Golf’s surge in popularity isn’t restricted to the golf course. In fact, a study from the National Golf Foundation shows that, of the population of golf participants in the U.S. in 2021, 33% are classified as “off course only.” For many people, golf is a trip to play mini golf, hit the driving range or go to Topgolf with friends. Gone are the days when the only way to be considered a golfer was to play at an exclusive course with expensive clubs.
These changes are even evident at Augusta National, Kuehn observed.
She walked off the 18th green last April into the hordes of spectators, many of whom were young girls. Kuehn smiled and waved as they congratulated her on a spectacular round of golf.
After a 7th-place finish in 2022, Kuehn will be back in the field for 2023, with coverage beginning this Wednesday, March 29th on Golf Channel and Peacock. Golf Channel and Peacock will showcase coverage of the first two rounds at Champions Retreat, from 1:30-3:30 p.m. ET each day. After a day of practice at Augusta National on Friday, open to all ANWA participants, the conclusion will take place on Saturday. NBC will air live action, beginning at noon ET. Streaming will also be available via Peacock.

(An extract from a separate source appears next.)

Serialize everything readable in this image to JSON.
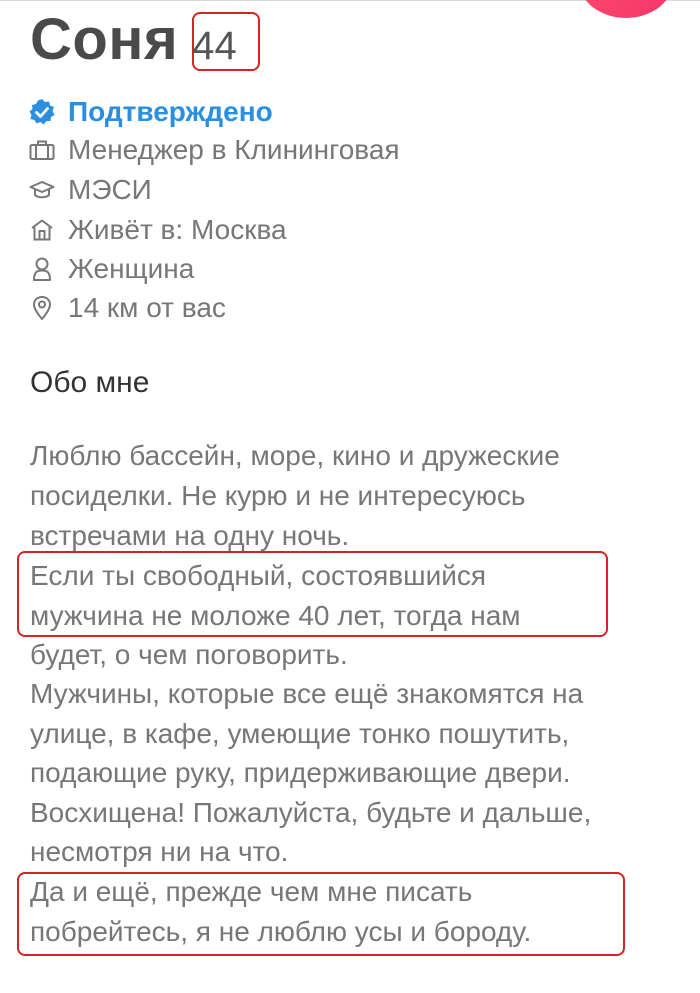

Wednesday, March 29th: ANWA Round 1 (1:30pm ET on Golf Channel and Peacock)
Thursday, March 30th: ANWA Round 2 (1:30pm ET on Golf Channel and Peacock)
Saturday, April 1st: ANWA Round 3 (12pm ET on NBC and Peacock)